> [Requirement] Nothing should be left out. Give all the data again exactly as written.

Dataset records
__________

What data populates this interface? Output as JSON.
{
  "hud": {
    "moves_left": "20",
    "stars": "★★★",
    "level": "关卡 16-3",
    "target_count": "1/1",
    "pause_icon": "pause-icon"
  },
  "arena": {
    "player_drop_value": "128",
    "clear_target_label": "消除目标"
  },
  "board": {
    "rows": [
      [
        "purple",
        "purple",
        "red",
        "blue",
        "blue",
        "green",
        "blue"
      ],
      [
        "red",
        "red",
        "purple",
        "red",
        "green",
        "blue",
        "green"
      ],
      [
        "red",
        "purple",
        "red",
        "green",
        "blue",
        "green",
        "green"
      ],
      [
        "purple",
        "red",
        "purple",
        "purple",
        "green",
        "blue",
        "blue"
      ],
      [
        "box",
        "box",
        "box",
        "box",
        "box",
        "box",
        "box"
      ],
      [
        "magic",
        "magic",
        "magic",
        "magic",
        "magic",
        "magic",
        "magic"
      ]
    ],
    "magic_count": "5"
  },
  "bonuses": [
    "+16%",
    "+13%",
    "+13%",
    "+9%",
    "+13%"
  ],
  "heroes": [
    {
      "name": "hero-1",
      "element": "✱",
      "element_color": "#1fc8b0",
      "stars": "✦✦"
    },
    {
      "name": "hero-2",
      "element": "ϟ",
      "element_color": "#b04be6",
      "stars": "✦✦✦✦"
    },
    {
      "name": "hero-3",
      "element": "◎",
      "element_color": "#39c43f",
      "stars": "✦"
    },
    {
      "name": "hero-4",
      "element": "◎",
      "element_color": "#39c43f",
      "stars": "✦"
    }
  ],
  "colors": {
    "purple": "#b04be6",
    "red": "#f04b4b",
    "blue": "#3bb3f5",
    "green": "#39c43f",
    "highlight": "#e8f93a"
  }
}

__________

> [Response area]
What data populates this interface? Output as JSON.
{
  "hud": {
    "moves_left": "20",
    "stars": "★★★",
    "level": "关卡 16-3",
    "target_count": "1/1",
    "pause_icon": "pause-icon"
  },
  "arena": {
    "player_drop_value": "128",
    "clear_target_label": "消除目标"
  },
  "board": {
    "rows": [
      [
        "purple",
        "purple",
        "red",
        "blue",
        "blue",
        "green",
        "blue"
      ],
      [
        "red",
        "red",
        "purple",
        "red",
        "green",
        "blue",
        "green"
      ],
      [
        "red",
        "purple",
        "red",
        "green",
        "blue",
        "green",
        "green"
      ],
      [
        "purple",
        "red",
        "purple",
        "purple",
        "green",
        "blue",
        "blue"
      ],
      [
        "box",
        "box",
        "box",
        "box",
        "box",
        "box",
        "box"
      ],
      [
        "magic",
        "magic",
        "magic",
        "magic",
        "magic",
        "magic",
        "magic"
      ]
    ],
    "magic_count": "5"
  },
  "bonuses": [
    "+16%",
    "+13%",
    "+13%",
    "+9%",
    "+13%"
  ],
  "heroes": [
    {
      "name": "hero-1",
      "element": "✱",
      "element_color": "#1fc8b0",
      "stars": "✦✦"
    },
    {
      "name": "hero-2",
      "element": "ϟ",
      "element_color": "#b04be6",
      "stars": "✦✦✦✦"
    },
    {
      "name": "hero-3",
      "element": "◎",
      "element_color": "#39c43f",
      "stars": "✦"
    },
    {
      "name": "hero-4",
      "element": "◎",
      "element_color": "#39c43f",
      "stars": "✦"
    }
  ],
  "colors": {
    "purple": "#b04be6",
    "red": "#f04b4b",
    "blue": "#3bb3f5",
    "green": "#39c43f",
    "highlight": "#e8f93a"
  }
}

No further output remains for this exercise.